/---
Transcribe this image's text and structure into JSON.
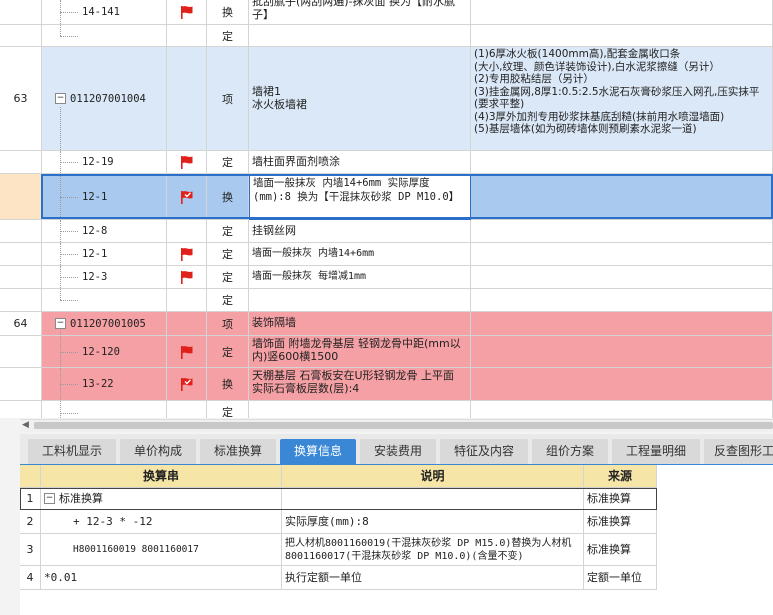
{
  "grid": {
    "rows": [
      {
        "num": "",
        "code": "14-141",
        "flag": "red",
        "unit": "换",
        "desc": "批刮腻子(两刮两遍)-抹灰面  换为【耐水腻子】",
        "feature": ""
      },
      {
        "num": "",
        "code": "",
        "flag": "",
        "unit": "定",
        "desc": "",
        "feature": ""
      },
      {
        "num": "63",
        "code": "011207001004",
        "flag": "",
        "unit": "项",
        "desc": "墙裙1\n冰火板墙裙",
        "feature": "(1)6厚冰火板(1400mm高),配套金属收口条\n(大小,纹理、颜色详装饰设计),白水泥浆擦缝（另计）\n(2)专用胶粘结层（另计）\n(3)挂金属网,8厚1:0.5:2.5水泥石灰膏砂浆压入网孔,压实抹平(要求平整)\n(4)3厚外加剂专用砂浆抹基底刮糙(抹前用水喷湿墙面)\n(5)基层墙体(如为砌砖墙体则预刷素水泥浆一道)"
      },
      {
        "num": "",
        "code": "12-19",
        "flag": "red",
        "unit": "定",
        "desc": "墙柱面界面剂喷涂",
        "feature": ""
      },
      {
        "num": "",
        "code": "12-1",
        "flag": "check",
        "unit": "换",
        "desc": "墙面一般抹灰 内墙14+6mm  实际厚度(mm):8  换为【干混抹灰砂浆 DP M10.0】",
        "feature": ""
      },
      {
        "num": "",
        "code": "12-8",
        "flag": "",
        "unit": "定",
        "desc": "挂钢丝网",
        "feature": ""
      },
      {
        "num": "",
        "code": "12-1",
        "flag": "red",
        "unit": "定",
        "desc": "墙面一般抹灰 内墙14+6mm",
        "feature": ""
      },
      {
        "num": "",
        "code": "12-3",
        "flag": "red",
        "unit": "定",
        "desc": "墙面一般抹灰 每增减1mm",
        "feature": ""
      },
      {
        "num": "",
        "code": "",
        "flag": "",
        "unit": "定",
        "desc": "",
        "feature": ""
      },
      {
        "num": "64",
        "code": "011207001005",
        "flag": "",
        "unit": "项",
        "desc": "装饰隔墙",
        "feature": ""
      },
      {
        "num": "",
        "code": "12-120",
        "flag": "red",
        "unit": "定",
        "desc": "墙饰面 附墙龙骨基层 轻钢龙骨中距(mm以内)竖600横1500",
        "feature": ""
      },
      {
        "num": "",
        "code": "13-22",
        "flag": "check",
        "unit": "换",
        "desc": "天棚基层 石膏板安在U形轻钢龙骨 上平面  实际石膏板层数(层):4",
        "feature": ""
      },
      {
        "num": "",
        "code": "",
        "flag": "",
        "unit": "定",
        "desc": "",
        "feature": ""
      }
    ]
  },
  "tabs": [
    "工料机显示",
    "单价构成",
    "标准换算",
    "换算信息",
    "安装费用",
    "特征及内容",
    "组价方案",
    "工程量明细",
    "反查图形工"
  ],
  "active_tab": "换算信息",
  "bottom": {
    "headers": {
      "formula": "换算串",
      "desc": "说明",
      "source": "来源"
    },
    "rows": [
      {
        "n": "1",
        "formula": "标准换算",
        "desc": "",
        "source": "标准换算"
      },
      {
        "n": "2",
        "formula": "+ 12-3 * -12",
        "desc": "实际厚度(mm):8",
        "source": "标准换算"
      },
      {
        "n": "3",
        "formula": "H8001160019 8001160017",
        "desc": "把人材机8001160019(干混抹灰砂浆 DP M15.0)替换为人材机8001160017(干混抹灰砂浆 DP M10.0)(含量不变)",
        "source": "标准换算"
      },
      {
        "n": "4",
        "formula": "*0.01",
        "desc": "执行定额一单位",
        "source": "定额一单位"
      }
    ]
  },
  "colors": {
    "accent": "#3a87d6",
    "flag": "#e0201a",
    "blue_row": "#dbe8f7",
    "red_row": "#f4a0a4",
    "header": "#f5e6a8"
  }
}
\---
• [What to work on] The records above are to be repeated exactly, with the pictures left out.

• [Answer section]
Transcribe this image's text and structure into JSON.
{
  "grid": {
    "rows": [
      {
        "num": "",
        "code": "14-141",
        "flag": "red",
        "unit": "换",
        "desc": "批刮腻子(两刮两遍)-抹灰面  换为【耐水腻子】",
        "feature": ""
      },
      {
        "num": "",
        "code": "",
        "flag": "",
        "unit": "定",
        "desc": "",
        "feature": ""
      },
      {
        "num": "63",
        "code": "011207001004",
        "flag": "",
        "unit": "项",
        "desc": "墙裙1\n冰火板墙裙",
        "feature": "(1)6厚冰火板(1400mm高),配套金属收口条\n(大小,纹理、颜色详装饰设计),白水泥浆擦缝（另计）\n(2)专用胶粘结层（另计）\n(3)挂金属网,8厚1:0.5:2.5水泥石灰膏砂浆压入网孔,压实抹平(要求平整)\n(4)3厚外加剂专用砂浆抹基底刮糙(抹前用水喷湿墙面)\n(5)基层墙体(如为砌砖墙体则预刷素水泥浆一道)"
      },
      {
        "num": "",
        "code": "12-19",
        "flag": "red",
        "unit": "定",
        "desc": "墙柱面界面剂喷涂",
        "feature": ""
      },
      {
        "num": "",
        "code": "12-1",
        "flag": "check",
        "unit": "换",
        "desc": "墙面一般抹灰 内墙14+6mm  实际厚度(mm):8  换为【干混抹灰砂浆 DP M10.0】",
        "feature": ""
      },
      {
        "num": "",
        "code": "12-8",
        "flag": "",
        "unit": "定",
        "desc": "挂钢丝网",
        "feature": ""
      },
      {
        "num": "",
        "code": "12-1",
        "flag": "red",
        "unit": "定",
        "desc": "墙面一般抹灰 内墙14+6mm",
        "feature": ""
      },
      {
        "num": "",
        "code": "12-3",
        "flag": "red",
        "unit": "定",
        "desc": "墙面一般抹灰 每增减1mm",
        "feature": ""
      },
      {
        "num": "",
        "code": "",
        "flag": "",
        "unit": "定",
        "desc": "",
        "feature": ""
      },
      {
        "num": "64",
        "code": "011207001005",
        "flag": "",
        "unit": "项",
        "desc": "装饰隔墙",
        "feature": ""
      },
      {
        "num": "",
        "code": "12-120",
        "flag": "red",
        "unit": "定",
        "desc": "墙饰面 附墙龙骨基层 轻钢龙骨中距(mm以内)竖600横1500",
        "feature": ""
      },
      {
        "num": "",
        "code": "13-22",
        "flag": "check",
        "unit": "换",
        "desc": "天棚基层 石膏板安在U形轻钢龙骨 上平面  实际石膏板层数(层):4",
        "feature": ""
      },
      {
        "num": "",
        "code": "",
        "flag": "",
        "unit": "定",
        "desc": "",
        "feature": ""
      }
    ]
  },
  "tabs": [
    "工料机显示",
    "单价构成",
    "标准换算",
    "换算信息",
    "安装费用",
    "特征及内容",
    "组价方案",
    "工程量明细",
    "反查图形工"
  ],
  "active_tab": "换算信息",
  "bottom": {
    "headers": {
      "formula": "换算串",
      "desc": "说明",
      "source": "来源"
    },
    "rows": [
      {
        "n": "1",
        "formula": "标准换算",
        "desc": "",
        "source": "标准换算"
      },
      {
        "n": "2",
        "formula": "+ 12-3 * -12",
        "desc": "实际厚度(mm):8",
        "source": "标准换算"
      },
      {
        "n": "3",
        "formula": "H8001160019 8001160017",
        "desc": "把人材机8001160019(干混抹灰砂浆 DP M15.0)替换为人材机8001160017(干混抹灰砂浆 DP M10.0)(含量不变)",
        "source": "标准换算"
      },
      {
        "n": "4",
        "formula": "*0.01",
        "desc": "执行定额一单位",
        "source": "定额一单位"
      }
    ]
  },
  "colors": {
    "accent": "#3a87d6",
    "flag": "#e0201a",
    "blue_row": "#dbe8f7",
    "red_row": "#f4a0a4",
    "header": "#f5e6a8"
  }
}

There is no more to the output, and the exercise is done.